[A]Chicago’s sweeping statute was struck down for its involving too many arrests.
[B]Chicago officials still maintained their get-tough crime policies.
[C]It was not safe for children to play on the street.
[D]California used a scalpel while other states used an invisible mallet to cope with the gangs.
rivet v. 吸引（注意力）
intimidate v. 恐吓使胆怯；使害怕
1.Chicago officials, along with the League of Cities and 31 states that sided with them in court, might do well to look at one state where anti-gang loitering prosecutions have withstood constitutional challenges: California.
主体结构：Chicago officials might do well to look at …
结构分析：“along with the League of Cities and 31 states”在句子中做伴随状语，其中that又引导定语从句进行修饰；主句中where又引导从句来修饰state。
1.答案为A，属推理判断题。文中对应信息“but under Chicago's anti-gang law, the cop must order them to disperse”，从第一段我们可以看出作者在介绍芝加哥的“禁止闲荡法令”是如何运做及被解除的。
2.答案为D，属推理判断题。第一段和第二段主要介绍芝加哥解除了“禁止闲荡法令”。从第一段“which had sparked 42,000 arrests in its three years of enforcement”，我们可以看出这一法令是非常严厉的；从第二段“But in a widely noted concurring opinion, Justice Sandra Day O'Connor suggested that a less draconian approach--distinguishing gang members from innocent bystanders--might pass constitutional muster.”我们可以看出一项较宽松的法令即将出台。从这些地方我们可做出判断。
4.答案为B，属推理判断题。这篇文章中存在对比：芝加哥的肃清法令“sparked 42,000 arrests in its three years of enforcement”，重在大范围的打击;加利福尼亚州“So far, only a few hundred gang members have been targeted, out of an estimated 150,000 in Los Angeles alone.”重在小范围的清除。
正如芝加哥当地法官约翰•保罗•斯蒂文斯所描述的那样，这种形象是非常吸引人的。一个帮派成员和他的父亲在Wrigley Field附近闲荡，他们在那是想抢劫一个铁杆球迷呢还是只为了看一眼Sammy Sosa离开球场呢?警官无从知晓，但是根据芝加哥反帮派法，警察必须让他们散开。根据斯蒂文斯所写的六比三的多数优势，最高法院上个星期废除了芝加哥的肃清法令。这项法令在实行了三年的时间里，由之引发的逮捕达42,000起。
这一决定对于那些主张严厉惩治犯罪的人来说，无疑是一重创。但是考虑到大家普遍的想法，法官Sandra Day O'Connor表示，在区分帮派成员和无辜的旁观者方面，宪法可能会通过一项较宽松的议案。她这样写道，“闲荡者”可被重新定义为“除了要确实去控制一些地方，恐吓他人休得进入，隐瞒非法行径之外，没有其它明确的目的”。芝加哥官员发誓要起草一项新法案。Richard Daley市长说：“我们将回头予以更正，然后更好地前进。”
在洛杉矶和圣何塞这样的城市，公诉人已申请禁止令，制约那些被怀疑有帮派行为的帮派团体。洛杉矶的公诉人Martin Vranicar说：“大街上巡逻的警察熟悉帮派成员，并为漫长的法庭审讯收集实物证据。
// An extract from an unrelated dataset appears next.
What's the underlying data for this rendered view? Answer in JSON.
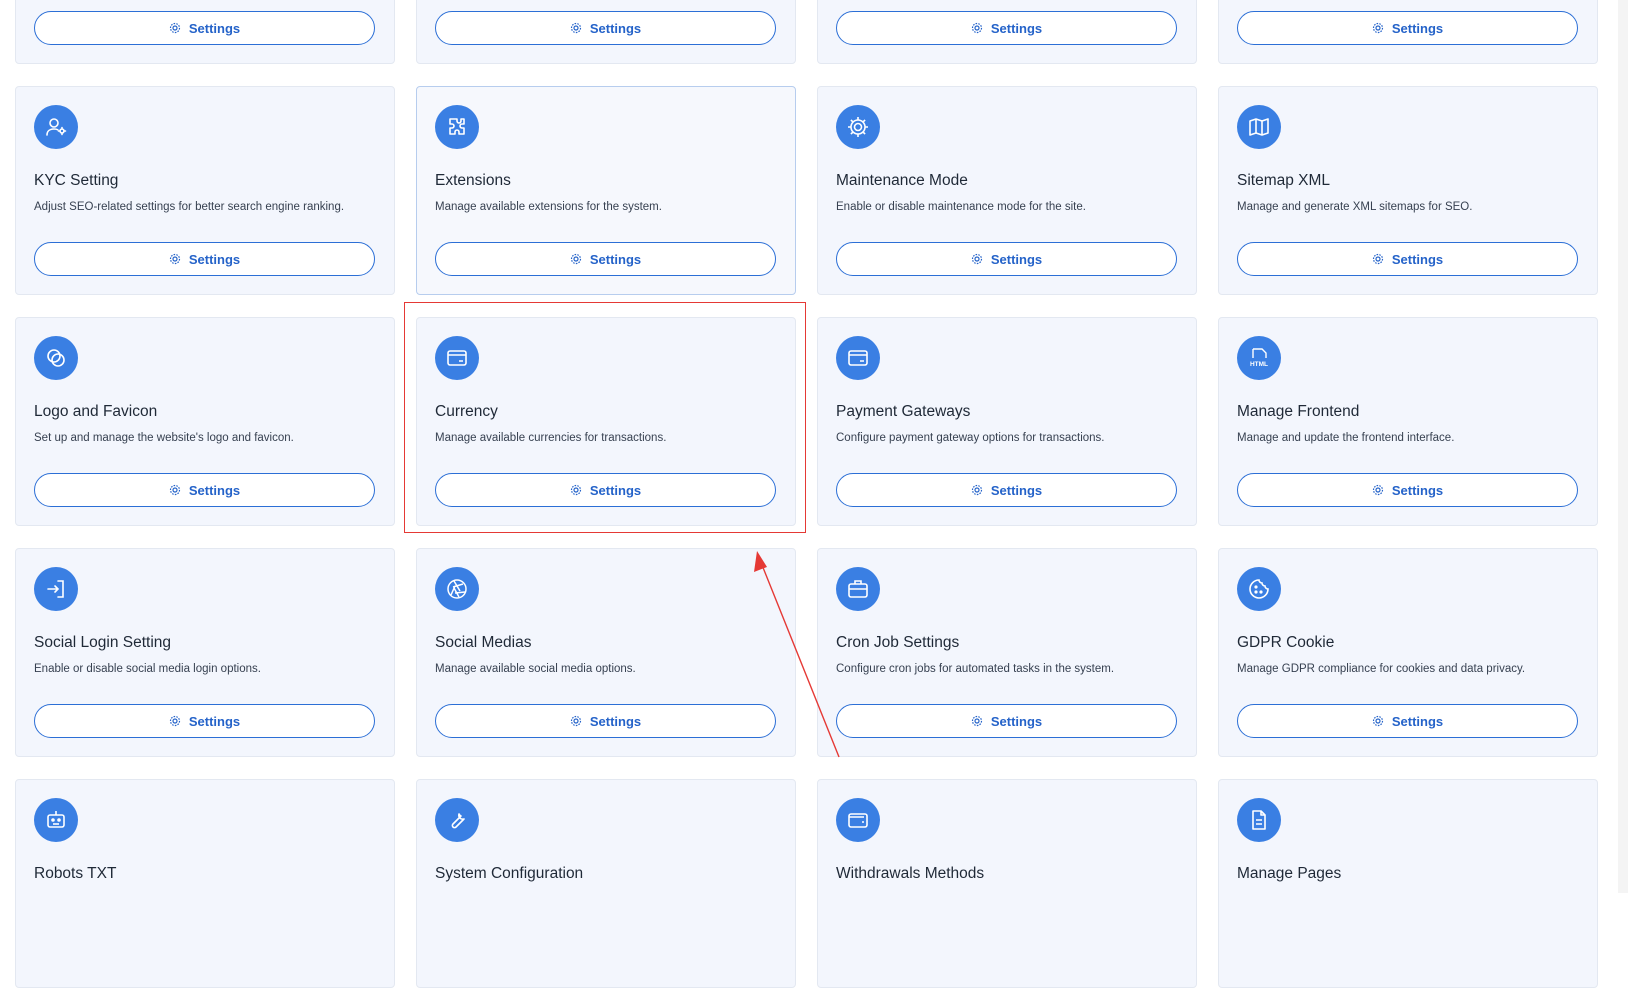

”如果证据足够充分能使法官信服，就会颁布禁止令，在特定区域里禁止某些特定行为——比如携带手机或寻呼机或阻碍行人通道。圣何塞市律师Joan Gallo在加利福尼亚最高法庭上成功地进行了辩护，他说：“这马上就奏效了。禁止令颁发几天之后，孩子们就开始在他们以前从都不去的大街上玩耍了。”